By Matt Youngfrau
MONTICELLO August 9, 2002 On Wednesday, August 7, the Special Protection of the Environment for the County of Sullivan (SPECS) held their first informational public hearing at the Neighborhood Facility in Monticello. More than 80 people turned out to hear information on the potential dangers of the proposed Calpine power plant.
Among those in attendance were four members of the Village of Monticello Board, the Town of Thompson supervisor, three Sullivan County legislators, and the county manager.
"We ask that everyone keep an open mind to the facts," remarked SPECS Co-Chair Cynthia Niven. "This plant will affect everybody. This will create smog and pollution. You can't buy health. Money means nothing in this."
"We need to protect the clean air and environment of Sullivan County," agreed SPECS Co-Chair Janet Newberg. "This will not bring permanent jobs here. We need hundreds of voices. We can win this fight."
Various members of the committee went over several topics related to Calpines proposal to build the plant near the county landfill, including Calpine's history, the Article X approval process, environmental concerns, and Calpine's financial state.
It was announced that a member of the Sullivan County Partnership for Economic Development (Gerry Skoda) sent an e-mail to the Town of Thompson (specifically, Supervisor Tony Cellini) calling the SPECS group "radicals" and stating they were giving out incorrect facts. Skoda encouraged Cellini not to listen to them and let the process move forward.
The large crowd did ask, however, for input from the elected officials.
"This is not a done deal not by a long shot," stated Sullivan County District 8 Legislator Bob Kunis, who represents a portion of Monticello (though not where Calpines plant would go). "I have seen this group grow. There are a lot of my friends and neighbors here. This is your town and county. I heard your message, and I will take it to the Legislature. I will not support this project."

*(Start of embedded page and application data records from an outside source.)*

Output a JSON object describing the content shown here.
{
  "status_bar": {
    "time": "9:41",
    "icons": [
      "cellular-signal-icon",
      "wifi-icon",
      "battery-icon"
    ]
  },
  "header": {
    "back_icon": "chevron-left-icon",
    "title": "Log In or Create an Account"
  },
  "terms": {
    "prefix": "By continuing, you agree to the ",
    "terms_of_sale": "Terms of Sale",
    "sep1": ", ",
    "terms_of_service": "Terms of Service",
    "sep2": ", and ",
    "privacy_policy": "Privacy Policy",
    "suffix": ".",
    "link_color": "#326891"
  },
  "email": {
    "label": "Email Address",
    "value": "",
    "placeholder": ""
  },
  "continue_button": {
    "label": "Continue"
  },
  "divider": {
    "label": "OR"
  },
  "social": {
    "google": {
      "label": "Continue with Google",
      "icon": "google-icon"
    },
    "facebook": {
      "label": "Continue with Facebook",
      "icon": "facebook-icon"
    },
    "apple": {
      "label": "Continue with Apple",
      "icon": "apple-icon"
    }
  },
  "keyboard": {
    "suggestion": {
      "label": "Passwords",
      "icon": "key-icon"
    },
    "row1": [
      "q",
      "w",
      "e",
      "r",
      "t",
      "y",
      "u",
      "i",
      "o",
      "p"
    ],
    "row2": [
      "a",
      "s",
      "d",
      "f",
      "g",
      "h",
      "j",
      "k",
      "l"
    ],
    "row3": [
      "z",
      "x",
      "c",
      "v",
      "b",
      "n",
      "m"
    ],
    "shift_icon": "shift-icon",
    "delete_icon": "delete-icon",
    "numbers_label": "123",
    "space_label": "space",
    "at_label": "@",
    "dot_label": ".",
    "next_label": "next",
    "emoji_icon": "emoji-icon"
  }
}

"I came here to listen to you tonight," Sullivan County District 9 Legislator Jim Carnell Jr. said. (Carnells district includes the village and the portion where the plant would be situated.) "I will repeat Bob: this is not a done deal. We haven't been offered a dime on the property. There has been no serious negotiations.
"I have been here over 25 years," Carnell continued. "Every project that has come down in that time has had opposition. That includes the hospital, Wal-Mart, and Frontier. That is not good or bad. We have to listen to both sides. We have not voted on anything."
"I thank this group for the invitation to the meeting tonight. I came here to listen," remarked Sullivan County District 1 Legislator Chris Cunningham. "You are sending a clear message. There is no done deal. No one has made up their mind. We can tell the manager to stop negotiating. The level of concern is growing. We hear what you say. This will affect the whole county."
"The leadership of the county needs to have a clear idea where we want to go," noted Village of Monticello Trustee Mary Jo Oppenheim. "Monticello is becoming the armpit of the county. What is next? All nine legislators are up for election next year. Remember this next November."
One official had a suggestion that was received well by the crowd.
"Let's have a public referendum put on the ballot for November," suggested Cellini.
The legislators stated they would support a public vote, but it was unclear whether or not it could be put on the ballot for the November elections.
After the meeting, many in attendance signed petitions in opposition to the project, which were to be given to the legislators (organizers had people sign the petition for the legislator of their specific district), along with Thompson and Monticello officials. The group promised more meetings and to apply further pressure until the project is abandoned and Calpine leaves the area.